Sounds good for cheeseburger lovers, right? Not quite.
Apparently, being in the top quartile for eating fish was linked to the lower health risks for decline. “[W]hereas meat intake was not associated,” says the study.
On the other hand, the study didn’t say not to eat cheeseburgers at all. I know a lot of folks who will take comfort in that.
In any case, it seems salmon burgers are good for you. And a grilled tuna sandwich could hit the spot too.
Then again, there’s a whole range of concerns about sustainable fishing practices, environmental pollution, and other factors. When I interviewed Steve Teo at the National Oceanic and Atmospheric Administration last year, he said he often refers people to different “fish watch” lists, such as the Monterey Bay Aquarium’s Seafood Watch recommendations. “That’s a reasonably good source,” he told me.
It’s also important to note that the new study from the Japanese researchers found a statistical association. And an association is not necessarily the same as causation. In this case, the researchers note, men who ate less animal protein also tended to have a less healthy diet overall.
Also, the association was not seen in women. The different results between men and women weren’t entirely explained. However, the study notes, one factor there might be the relative degrees of muscle mass preservation.
From my perspective, I guess the bottom line is to eat a generally healthy diet. And, I suppose, I should keep up the regular exercise regimen too.
At least I got a walk in today, along with a weight workout at the gym. But maybe I’ll order something other than a cheeseburger when I go out tonight.
When the weather finally gets warmer and we’re barbecuing outside, though, that’s a whole other story.
“Do the cows come when you call their name?”
I posed this question to a dairy barn worker at Ohio’s Lake Farmpark. Her answer was negative. The names were mostly so the staff could tell one cow from another. “Cows are pretty stupid,” the worker told me.
Researchers found that calves housed in pairs learned better than calves that were kept alone. One test measured how interested calves were in a red plastic bin put into their pen as a novel object. Paired cows learned more quickly to recognize and then ignore the bin. You have to wonder if one said to the other, “Hmm—that old thing again? Wish they’d get us something in a bright yellow—with food!”

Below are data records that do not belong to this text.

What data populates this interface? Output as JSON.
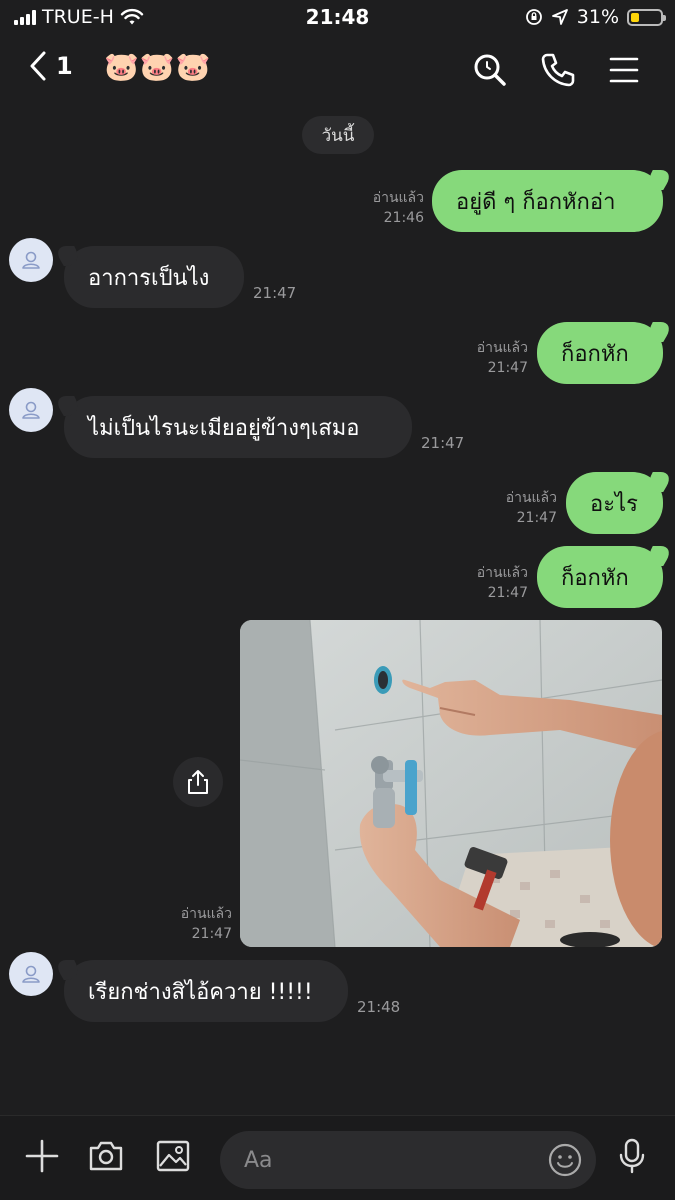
{
  "status": {
    "carrier": "TRUE-H",
    "time": "21:48",
    "battery": "31%",
    "battery_level": 0.31
  },
  "header": {
    "back_count": "1",
    "title": "🐷🐷🐷"
  },
  "chat": {
    "date_label": "วันนี้",
    "messages": [
      {
        "side": "out",
        "text": "อยู่ดี ๆ ก็อกหักอ่า",
        "read": "อ่านแล้ว",
        "time": "21:46"
      },
      {
        "side": "in",
        "text": "อาการเป็นไง",
        "time": "21:47"
      },
      {
        "side": "out",
        "text": "ก็อกหัก",
        "read": "อ่านแล้ว",
        "time": "21:47"
      },
      {
        "side": "in",
        "text": "ไม่เป็นไรนะเมียอยู่ข้างๆเสมอ",
        "time": "21:47"
      },
      {
        "side": "out",
        "text": "อะไร",
        "read": "อ่านแล้ว",
        "time": "21:47"
      },
      {
        "side": "out",
        "text": "ก็อกหัก",
        "read": "อ่านแล้ว",
        "time": "21:47"
      },
      {
        "side": "out",
        "type": "image",
        "read": "อ่านแล้ว",
        "time": "21:47",
        "image_icon": "broken-faucet-photo"
      },
      {
        "side": "in",
        "text": "เรียกช่างสิไอ้ควาย !!!!!",
        "time": "21:48"
      }
    ]
  },
  "input": {
    "placeholder": "Aa"
  },
  "colors": {
    "outgoing_bubble": "#86d97b",
    "incoming_bubble": "#2b2b2d",
    "background": "#1e1e1f"
  }
}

Another test tasked cows with figuring out whether to go to a black bottle full of milk or an empty white bottle. When the researchers switched the rules so the white bottle would be full, the paired cows were quicker on the uptake.
Farmers often use individual pens for calves to reduce disease risks. But small groups of two or three limits that risk, says Dan Weary. He’s a professor in the Animal Welfare Program at the University of British Columbia.

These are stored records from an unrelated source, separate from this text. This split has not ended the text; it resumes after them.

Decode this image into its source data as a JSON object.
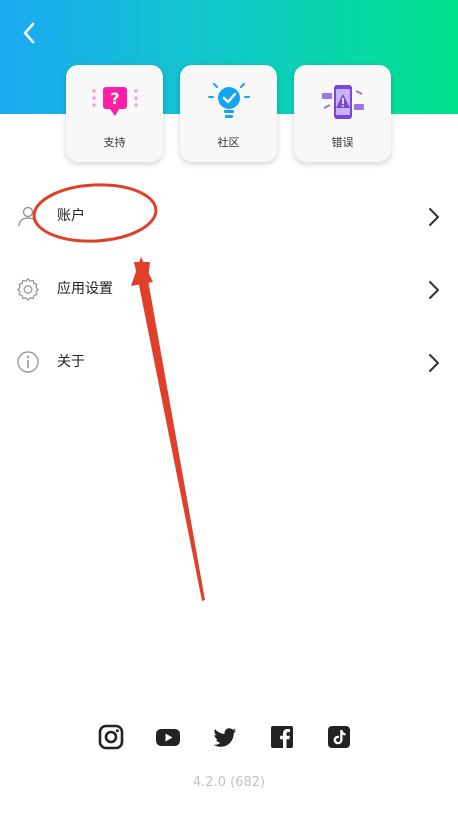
{
  "quick_actions": [
    {
      "label": "支持",
      "icon": "support-question-icon"
    },
    {
      "label": "社区",
      "icon": "community-bulb-icon"
    },
    {
      "label": "错误",
      "icon": "bug-phone-icon"
    }
  ],
  "menu": [
    {
      "label": "账户",
      "icon": "user-icon"
    },
    {
      "label": "应用设置",
      "icon": "gear-icon"
    },
    {
      "label": "关于",
      "icon": "info-icon"
    }
  ],
  "social": [
    "instagram-icon",
    "youtube-icon",
    "twitter-icon",
    "facebook-icon",
    "tiktok-icon"
  ],
  "version": "4.2.0 (682)",
  "colors": {
    "header_gradient_start": "#1ba9f2",
    "header_gradient_end": "#00e38a",
    "support_accent": "#ff1ea8",
    "community_accent": "#12a6f0",
    "bug_accent": "#7a47d8",
    "annotation": "#e0402a"
  }
}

Meanwhile, Europe’s FECUND study reports that cow fertility is “not so black and white.” Breeding programs in the 1960s and 1970s boosted Holstein milk production—but apparently at the expense of genes for fertility. Researchers are now looking for genetic markers to reverse a recent decline in cow fertility. CommNet and youris.com posted the news on AlphaGalileo.

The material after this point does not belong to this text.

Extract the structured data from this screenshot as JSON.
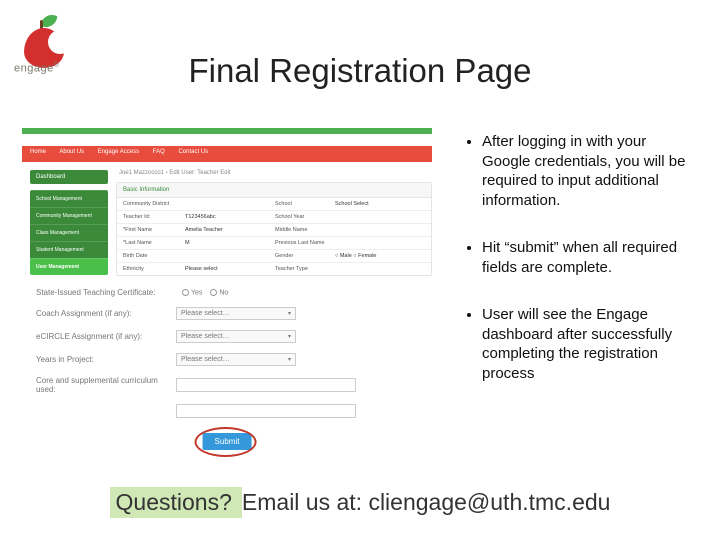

Dairy farmers should be interested in both studies. After all, they need cows to have calves if they’re going to keep producing milk—and to have cows for the next generation.
Contemporary cows also need to learn more than how to feed. Robotic milking and similar systems only work if cows can figure out how to use them.
Speaking of cool cow machines, Michigan’s Kellogg Biological Station has a huge cow massager at its Pasture Dairy Center. All a cow has to do is stand in the right place, hit a switch, and a huge roller sweeps down to work out all the kinks.
The cows have certainly figured out how to work that one. I guess cows are a lot smarter than you think.